Formula 1 icon Michael Schumacher has been under an induced coma since his freak skiing accident on December 29th. According to German reports, Schumacher's condition remains too critical for any plans to wake him. However, as the former racing driver has yet to show significant signs of improvement after two weeks, the window for recovery has become dangerously narrow. Doctors fear Schumacher may be in a coma for the rest of his life.

Doctors placed Michael Schumacher under an induced coma to reduce the amount of oxygen necessary for the brain to function. Having the brain work less allows Schumacher an opportunity to recover from the heavy injuries sustained. Patients placed under induced comas are usually brought out from them in a matter of one or two weeks.

However, Schumacher's condition is no where near sufficient to be woken. According to German media, the risk of brain hemorrhage is extremely high, which is why doctors still classify Michael Schumacher's condition as critically ill. As the third week approaches, doctors fear the worst.
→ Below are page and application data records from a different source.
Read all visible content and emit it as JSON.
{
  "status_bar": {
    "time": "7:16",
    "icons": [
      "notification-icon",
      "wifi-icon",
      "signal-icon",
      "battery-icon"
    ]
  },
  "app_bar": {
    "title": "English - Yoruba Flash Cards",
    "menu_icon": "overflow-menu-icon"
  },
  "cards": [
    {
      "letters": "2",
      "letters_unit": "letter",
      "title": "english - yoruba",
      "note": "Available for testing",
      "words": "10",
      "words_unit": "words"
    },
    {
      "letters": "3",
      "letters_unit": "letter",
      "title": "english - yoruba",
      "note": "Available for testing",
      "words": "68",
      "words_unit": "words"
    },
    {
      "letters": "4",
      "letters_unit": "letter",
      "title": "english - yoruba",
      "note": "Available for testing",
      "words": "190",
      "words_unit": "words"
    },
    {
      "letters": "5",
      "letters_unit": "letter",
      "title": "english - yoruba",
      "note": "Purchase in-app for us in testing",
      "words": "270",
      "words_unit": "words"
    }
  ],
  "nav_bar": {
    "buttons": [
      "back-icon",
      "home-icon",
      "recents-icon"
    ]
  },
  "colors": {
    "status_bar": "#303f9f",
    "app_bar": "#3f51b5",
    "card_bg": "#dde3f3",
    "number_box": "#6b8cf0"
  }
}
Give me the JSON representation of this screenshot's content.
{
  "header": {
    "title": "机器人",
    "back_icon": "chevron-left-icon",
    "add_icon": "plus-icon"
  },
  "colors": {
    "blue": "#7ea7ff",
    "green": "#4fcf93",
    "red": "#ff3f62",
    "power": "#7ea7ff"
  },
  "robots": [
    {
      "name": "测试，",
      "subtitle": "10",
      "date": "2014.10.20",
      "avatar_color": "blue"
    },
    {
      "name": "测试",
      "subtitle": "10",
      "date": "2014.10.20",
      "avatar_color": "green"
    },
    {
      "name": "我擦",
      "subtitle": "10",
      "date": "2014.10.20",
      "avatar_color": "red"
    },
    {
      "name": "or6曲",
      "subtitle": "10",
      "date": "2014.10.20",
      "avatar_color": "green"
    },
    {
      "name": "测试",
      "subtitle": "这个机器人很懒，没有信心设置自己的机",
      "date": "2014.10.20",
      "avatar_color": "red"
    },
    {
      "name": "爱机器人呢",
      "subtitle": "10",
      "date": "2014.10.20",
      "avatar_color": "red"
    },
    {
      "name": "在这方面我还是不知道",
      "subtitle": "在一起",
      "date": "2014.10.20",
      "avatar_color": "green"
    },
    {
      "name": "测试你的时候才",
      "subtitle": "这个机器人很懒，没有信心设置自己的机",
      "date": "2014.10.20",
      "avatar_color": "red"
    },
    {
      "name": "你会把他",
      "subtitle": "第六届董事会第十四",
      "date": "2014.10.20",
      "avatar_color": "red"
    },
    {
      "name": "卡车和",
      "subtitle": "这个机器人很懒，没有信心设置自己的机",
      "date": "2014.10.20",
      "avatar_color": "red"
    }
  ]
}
"Brain injuries are among the most complicated injuries that can happen to the human body," explained Professor Andreas Zieger, a neurosurgeon of the university Clinic for neurosurgery in Oldenburg. "Predictions about how long a person might be in a coma or potential complications are seldom reliable."
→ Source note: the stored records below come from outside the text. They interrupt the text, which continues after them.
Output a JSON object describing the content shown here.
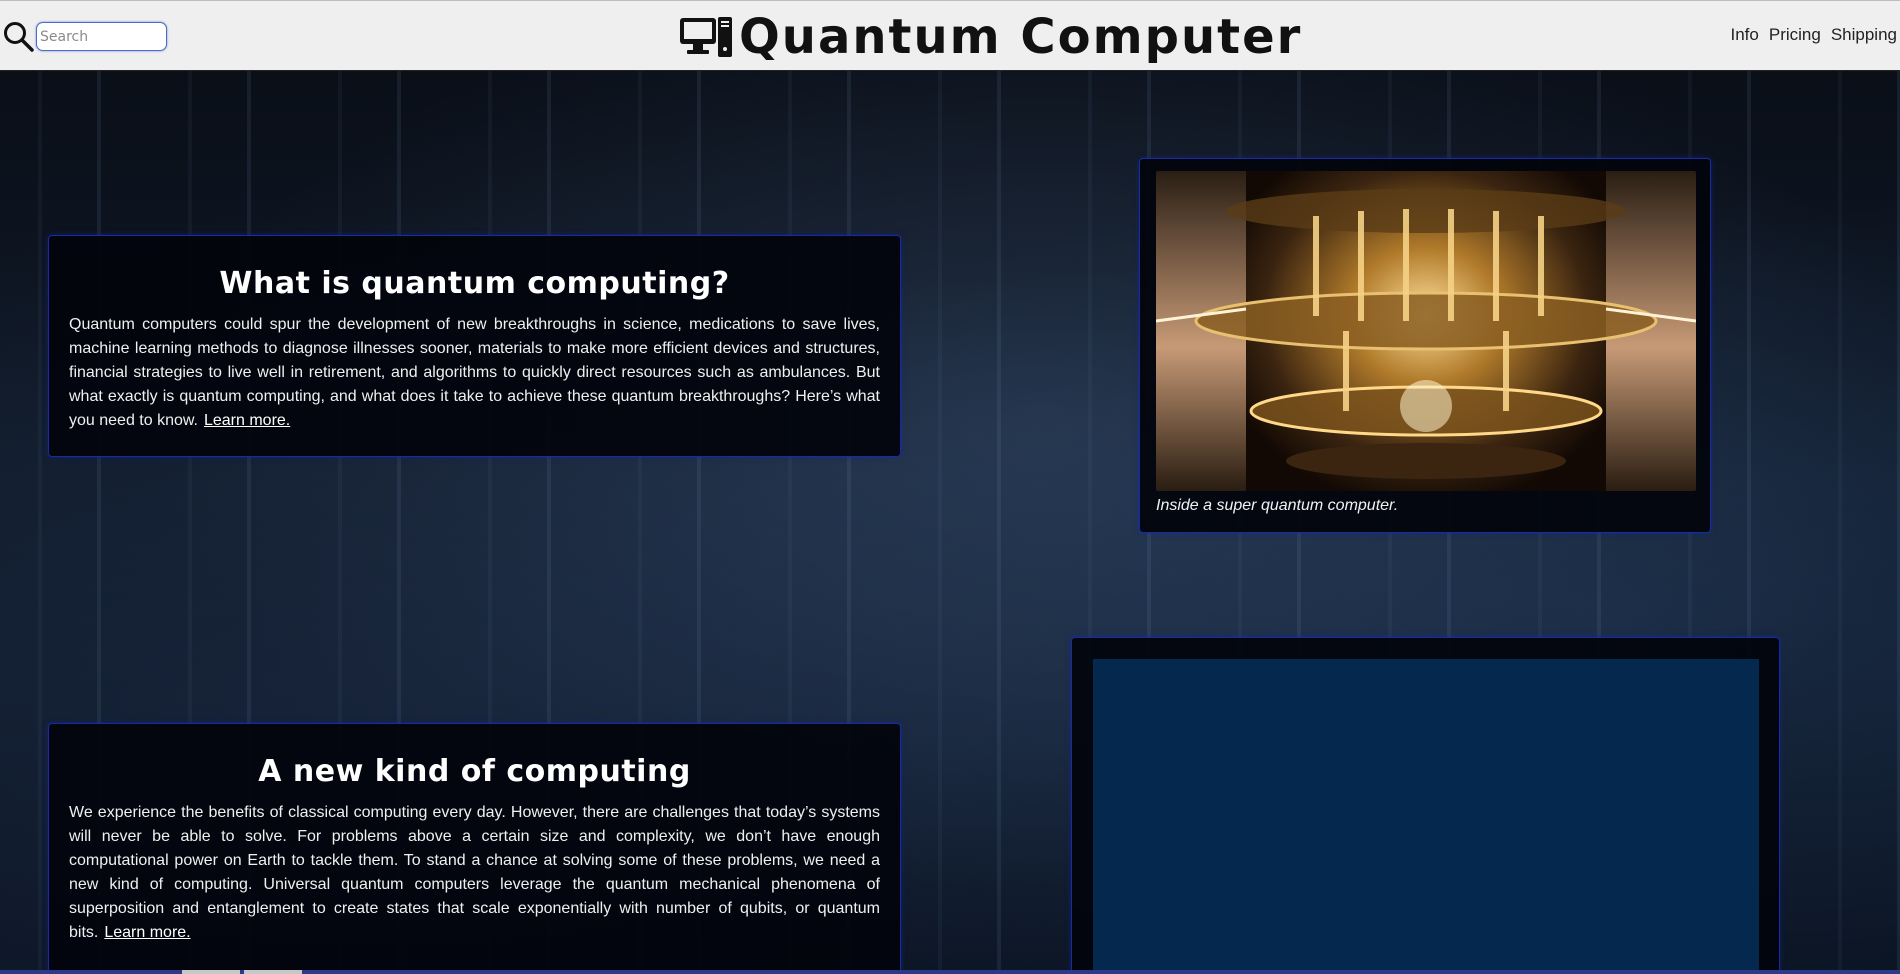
{
  "header": {
    "search_placeholder": "Search",
    "brand_title": "Quantum Computer",
    "nav": [
      "Info",
      "Pricing",
      "Shipping"
    ]
  },
  "sections": [
    {
      "heading": "What is quantum computing?",
      "body": "Quantum computers could spur the development of new breakthroughs in science, medications to save lives, machine learning methods to diagnose illnesses sooner, materials to make more efficient devices and structures, financial strategies to live well in retirement, and algorithms to quickly direct resources such as ambulances. But what exactly is quantum computing, and what does it take to achieve these quantum breakthroughs? Here’s what you need to know.",
      "link": "Learn more."
    },
    {
      "heading": "A new kind of computing",
      "body": "We experience the benefits of classical computing every day. However, there are challenges that today’s systems will never be able to solve. For problems above a certain size and complexity, we don’t have enough computational power on Earth to tackle them. To stand a chance at solving some of these problems, we need a new kind of computing. Universal quantum computers leverage the quantum mechanical phenomena of superposition and entanglement to create states that scale exponentially with number of qubits, or quantum bits.",
      "link": "Learn more."
    }
  ],
  "figure": {
    "caption": "Inside a super quantum computer."
  },
  "colors": {
    "accent_border": "#1a2aa0",
    "video_panel": "#04284e",
    "header_bg": "#efefef"
  }
}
However, in the event that Michael Schumacher manages to emerge from his coma, doctors also warn that Schumacher will not be the man he used to be. "Depending on where bleeding has taken place can lead to unilateral paralysis, speech disorders or personality changes," warned Cologne neurological expert Professor Gereon Fink.

Consultant neurologist Richard Greenwood of London's Homerton Hospital says in the event Schumacher regains consciousness, he likely will become an average "Joe Bloggs," instead of the superstar seven-time world champion he once was.
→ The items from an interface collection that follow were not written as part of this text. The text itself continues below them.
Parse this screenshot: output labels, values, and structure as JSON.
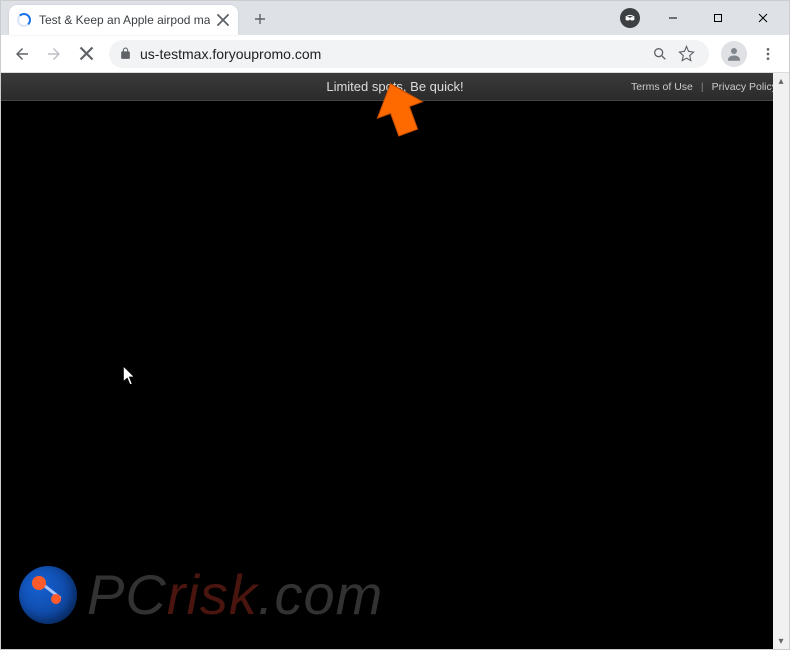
{
  "window": {
    "tab_title": "Test & Keep an Apple airpod ma",
    "url": "us-testmax.foryoupromo.com"
  },
  "page": {
    "banner_text": "Limited spots, Be quick!",
    "links": {
      "terms": "Terms of Use",
      "privacy": "Privacy Policy"
    }
  },
  "watermark": {
    "part1": "PC",
    "part2": "risk",
    "part3": ".com"
  },
  "icons": {
    "tab_spinner": "loading-spinner",
    "lock": "lock-icon",
    "search": "search-icon",
    "star": "star-icon",
    "avatar": "profile-icon",
    "menu": "kebab-menu-icon",
    "min": "minimize-icon",
    "max": "maximize-icon",
    "close": "close-icon"
  }
}
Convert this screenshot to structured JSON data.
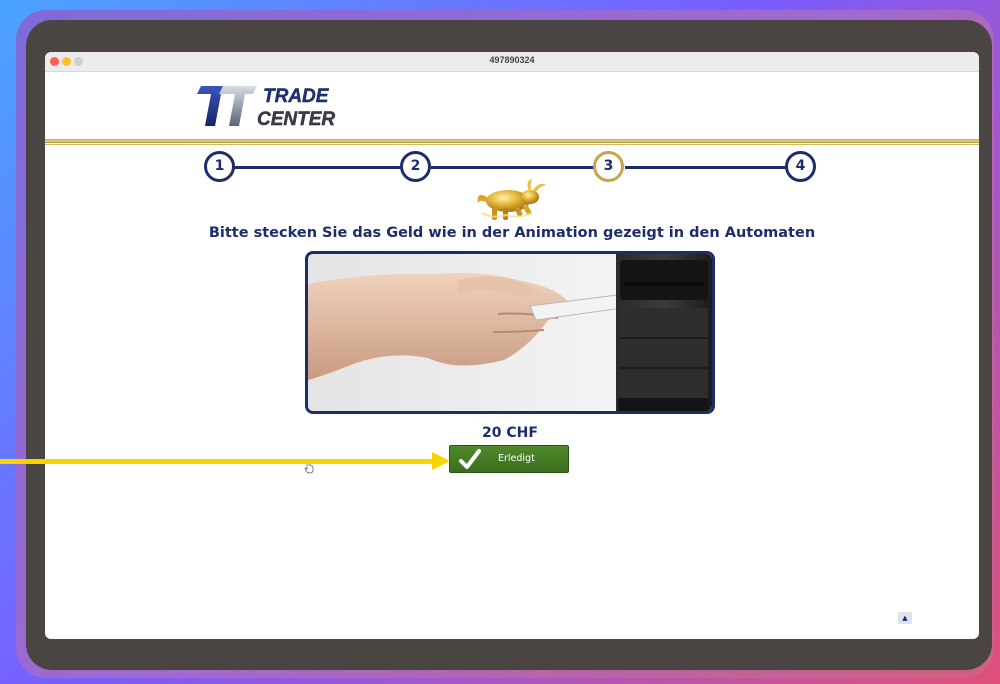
{
  "window": {
    "title": "497890324"
  },
  "brand": {
    "line1": "TRADE",
    "line2": "CENTER",
    "mark": "T"
  },
  "steps": [
    {
      "number": "1",
      "state": "done"
    },
    {
      "number": "2",
      "state": "done"
    },
    {
      "number": "3",
      "state": "active"
    },
    {
      "number": "4",
      "state": "pending"
    }
  ],
  "main": {
    "instruction": "Bitte stecken Sie das Geld wie in der Animation gezeigt in den Automaten",
    "amount": "20 CHF",
    "done_button": "Erledigt"
  },
  "icons": {
    "bull": "golden-bull-icon",
    "check": "checkmark-icon",
    "scroll_top": "up-triangle-icon",
    "cursor": "hand-cursor-icon"
  },
  "colors": {
    "navy": "#1d2d6b",
    "gold": "#c8a44a",
    "green_button": "#3f7422",
    "annotation_arrow": "#f7d300"
  }
}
"If Schumacher survives he will not be Schumacher. He will be Bloggs. And his rehabilitation will only be effective if he comes to terms with being Bloggs - and fulfills what Bloggs can do," Greenwood told a group of doctors and reporters. "That's a very, very difficult process to take people through - and many people don't achieve it."